When writing a paper or completing a project for a class, you will be asked to provide a bibliography of the materials that you used. It is much harder (sometimes impossible!) to retrace your steps than to use note cards or software as you are working to keep track of sources of information you use.
Check a print or online citation guide in advance so you'll know what information about each information source to record before you begin your research.
The CSUDH Library Citation Guide gives you brief examples of how to cite books, articles, and web resources in a variety of citation formats, including MLA.
MLA Formatting and Style Guide, created and maintained by Purdue University, is a more complete and authoritative guide to MLA format.
- use Advanced Search (not Basic or Expert Search).
- if you want only journal articles, click beside "Journal Articles" (below "Narrow your search to...") to eliminate reviews and opinion pieces.
- unless you want to search journals from all disciplines, remember to select from These Discipline(s) and / or Journal(s) (scroll down from Search area) before you click Search.
- default search is full text; JSTOR has no subject headings or thesaurus, but you can limit to Abstract, Title, Caption or Author to refine your results. Warning: most articles don't have abstracts, so use this limit with care!
- Truncation: search for the singular and plural forms of a word by placing * (the asterisk on your keyboard, made by typing Shift 8) at the end of the singular form of the word.
- Proximity Operators: find terms within a specific number of words of each other using double quotes around the two words followed immediately by typing tilde ( ~ ) as a proximity operator and a numeral. For example, to search for an item with the words Alexandria and ancient within ten words of each other: e.g.: "Alexandria ancient "~10. Use this tip to achieve more precise results when searching the full text of long articles.
- Relevance of Terms: increase the importance of any term in your search by using the caret symbol ( ^ made by typing Shift 6) followed by a number ("the boost factor"). e.g: the query: women^10 men gives instances of the word women in a document ten times more weight than the word men (this tip is also helpful when searching the full text of long articles).

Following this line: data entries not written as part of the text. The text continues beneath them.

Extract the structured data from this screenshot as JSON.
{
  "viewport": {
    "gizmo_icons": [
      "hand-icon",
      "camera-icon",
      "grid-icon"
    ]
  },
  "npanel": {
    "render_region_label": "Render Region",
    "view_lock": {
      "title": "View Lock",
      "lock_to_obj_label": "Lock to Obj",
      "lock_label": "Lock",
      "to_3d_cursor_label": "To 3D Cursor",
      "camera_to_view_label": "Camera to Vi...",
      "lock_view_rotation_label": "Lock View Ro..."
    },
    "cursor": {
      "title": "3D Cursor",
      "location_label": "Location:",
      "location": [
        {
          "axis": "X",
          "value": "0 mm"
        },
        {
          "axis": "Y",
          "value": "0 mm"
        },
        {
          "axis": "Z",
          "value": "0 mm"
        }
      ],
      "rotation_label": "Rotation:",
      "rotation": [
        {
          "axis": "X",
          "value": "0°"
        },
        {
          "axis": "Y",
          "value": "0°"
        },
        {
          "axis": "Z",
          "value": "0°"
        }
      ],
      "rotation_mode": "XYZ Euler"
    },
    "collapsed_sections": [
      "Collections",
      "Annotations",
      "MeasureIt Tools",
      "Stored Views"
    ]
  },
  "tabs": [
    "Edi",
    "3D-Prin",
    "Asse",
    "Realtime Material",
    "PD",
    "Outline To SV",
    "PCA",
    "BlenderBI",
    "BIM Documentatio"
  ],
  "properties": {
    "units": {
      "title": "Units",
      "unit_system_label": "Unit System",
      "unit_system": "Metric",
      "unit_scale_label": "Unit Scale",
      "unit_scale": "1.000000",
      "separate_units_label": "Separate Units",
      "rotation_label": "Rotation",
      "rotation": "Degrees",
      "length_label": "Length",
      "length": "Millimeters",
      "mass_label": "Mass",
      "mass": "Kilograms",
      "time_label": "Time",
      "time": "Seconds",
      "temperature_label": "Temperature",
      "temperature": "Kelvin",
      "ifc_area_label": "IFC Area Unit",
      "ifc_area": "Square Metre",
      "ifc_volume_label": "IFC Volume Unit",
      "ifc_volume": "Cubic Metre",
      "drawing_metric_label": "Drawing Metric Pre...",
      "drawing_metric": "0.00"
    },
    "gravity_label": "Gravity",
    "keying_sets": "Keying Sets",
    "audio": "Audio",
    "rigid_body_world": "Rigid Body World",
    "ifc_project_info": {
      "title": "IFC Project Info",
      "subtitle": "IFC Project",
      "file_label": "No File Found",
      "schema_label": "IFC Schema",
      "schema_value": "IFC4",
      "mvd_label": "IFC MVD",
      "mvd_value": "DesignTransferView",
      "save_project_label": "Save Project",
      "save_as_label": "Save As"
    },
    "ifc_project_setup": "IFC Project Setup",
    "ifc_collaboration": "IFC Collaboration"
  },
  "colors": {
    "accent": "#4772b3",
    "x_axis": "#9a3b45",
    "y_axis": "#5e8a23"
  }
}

- All articles are in .pdf format and require that a recent version of Adobe Acrobat Reader be installed on your computer ( http://www.adobe.com/products/acrobat/readstep2.html) use the Print /Save icons on top toolbar of Adobe Acrobat Reader, closest to the article full text ( using Browser File /Save /Print menu commands usually produces flawed copies)
- Citing JSTOR articles: the citation is on the cover page of every article you print; follow MLA guidelines. Click Help in light brown type (Help) in the upper RH corner of the screen for more useful hints.